The countertenor Kai Wessel was born in Hamburg and studied music theory (Prof.R.Ploeger), composition (Prof.Dr.F.Döhl), and voice (Prof.U.v.Garczynski, concert examination passed with honours) at the Lübeck Academy of Music. During his Lübeck years Wessel was also an external student in the field of baroque performance practice at the Schola Cantorum Basiliensis (René Jacobs).
Wessel received numerous prizes between 1984 and 1990, including the special prize of the German Theater Society for the best interpretation of a contemporary work (Berlin, 1988) and a prize at the Musica Antiqua Competition of the Flanders Festival in Bruges. He received fellowships from the Studienstiftung des Deutschen Volkes and the DAAD (studying under Peter Kooj in Hilversum/Holland). Wessel has served as an assistant to René Jacobs in the production of operas by P.A.Cesti, F.Cavalli and C.W.Gluck for the International Festival Week of Early Music in Innsbruck, for the WDR Radio, and at the Hamburg State Opera.

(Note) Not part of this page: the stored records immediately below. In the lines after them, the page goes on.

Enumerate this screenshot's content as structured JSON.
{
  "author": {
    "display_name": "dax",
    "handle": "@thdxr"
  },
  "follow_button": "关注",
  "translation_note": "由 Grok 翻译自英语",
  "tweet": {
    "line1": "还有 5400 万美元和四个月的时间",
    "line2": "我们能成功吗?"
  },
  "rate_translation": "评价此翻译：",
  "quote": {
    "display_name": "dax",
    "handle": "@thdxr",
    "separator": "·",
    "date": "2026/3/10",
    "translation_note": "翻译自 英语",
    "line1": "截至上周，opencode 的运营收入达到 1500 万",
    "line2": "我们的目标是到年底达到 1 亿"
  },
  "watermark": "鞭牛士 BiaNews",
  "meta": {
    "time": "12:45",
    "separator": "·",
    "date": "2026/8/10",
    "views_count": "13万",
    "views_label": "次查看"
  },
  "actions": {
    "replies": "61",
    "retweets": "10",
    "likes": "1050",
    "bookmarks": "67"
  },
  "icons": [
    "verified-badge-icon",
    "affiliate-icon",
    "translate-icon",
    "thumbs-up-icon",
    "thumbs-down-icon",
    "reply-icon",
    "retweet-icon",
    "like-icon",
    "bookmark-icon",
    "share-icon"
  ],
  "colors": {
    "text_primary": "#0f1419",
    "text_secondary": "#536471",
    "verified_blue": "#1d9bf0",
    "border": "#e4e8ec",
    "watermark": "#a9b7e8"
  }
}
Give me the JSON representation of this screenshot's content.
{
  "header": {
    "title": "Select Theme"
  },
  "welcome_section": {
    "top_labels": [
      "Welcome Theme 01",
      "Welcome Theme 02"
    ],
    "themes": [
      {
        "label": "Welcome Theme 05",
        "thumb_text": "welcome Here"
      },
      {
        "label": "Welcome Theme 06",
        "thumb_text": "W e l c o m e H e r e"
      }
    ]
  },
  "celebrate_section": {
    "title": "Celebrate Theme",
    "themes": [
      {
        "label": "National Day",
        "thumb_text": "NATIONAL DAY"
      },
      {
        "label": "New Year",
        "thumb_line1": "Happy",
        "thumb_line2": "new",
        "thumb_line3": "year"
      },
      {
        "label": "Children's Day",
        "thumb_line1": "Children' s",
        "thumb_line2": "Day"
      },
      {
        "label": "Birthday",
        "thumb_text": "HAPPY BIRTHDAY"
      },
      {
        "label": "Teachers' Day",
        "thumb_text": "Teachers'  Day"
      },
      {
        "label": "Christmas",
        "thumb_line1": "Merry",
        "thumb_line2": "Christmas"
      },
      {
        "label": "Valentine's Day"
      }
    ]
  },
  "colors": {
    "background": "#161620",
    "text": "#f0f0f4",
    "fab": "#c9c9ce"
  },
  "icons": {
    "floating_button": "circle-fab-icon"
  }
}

As one of the leading countertenors Wessel is invited to music festivals all over the world (Paris, Madrid, Vienna, Schwetzingen, Salzburg, Innsbruck, Tokyo, San Francisco, a.o.) and to numerous opera houses (Freiburg, Basel, St.Gallen, Barcelona, Nice, Berlin a.o.) where he took part in stage-productions by Herbert Wernicke (in Theodora and Giulio Cesare by G.F.Handel, Aus Deutschland by Mauricio Kagel, Wie liegt die Stadt so wüste with the music by H.Schütz/M.Weckmann and Actus tragicus with the music by J.S.Bach), Joachim Schlömer (as Orfeo in Orfeo ed Euridice by Chr.W.Gluck), Claus Guth (in Schwarzerde by Klaus Huber), Peter Oskarson (in Luci mie traditrici by Salvatore Sciarrino), Gilbert Déflo (in Orfeo by Claudio Monteverdi), John Dew (in Hippolyte et Aricie by Jean Philippe Rameau) a.o. He has been involved in performances, radio broadcasts, amore than sixty recordings under the direction of Philippe Herreweghe, William Christie, Jordi Savall, Gustav Leonhard, Ton Koopman, Michael Schneider, Nikolaus Harnoncourt, Martin Haselböck, Reinhard Goebel, Konrad Junghänel, Michael Hofstetter, Nicholas McGegan, Sigiswald Kuijken, Michel Corboz, Hans-Werner Henze, Arturo Tamayo, Hermann Max, and others.
Kai Wessel is teaching voice and baroque performance practice at the Superiour Highschool of Music Cologne/Germany, and regularly giving summer-classes in Germany and Austria.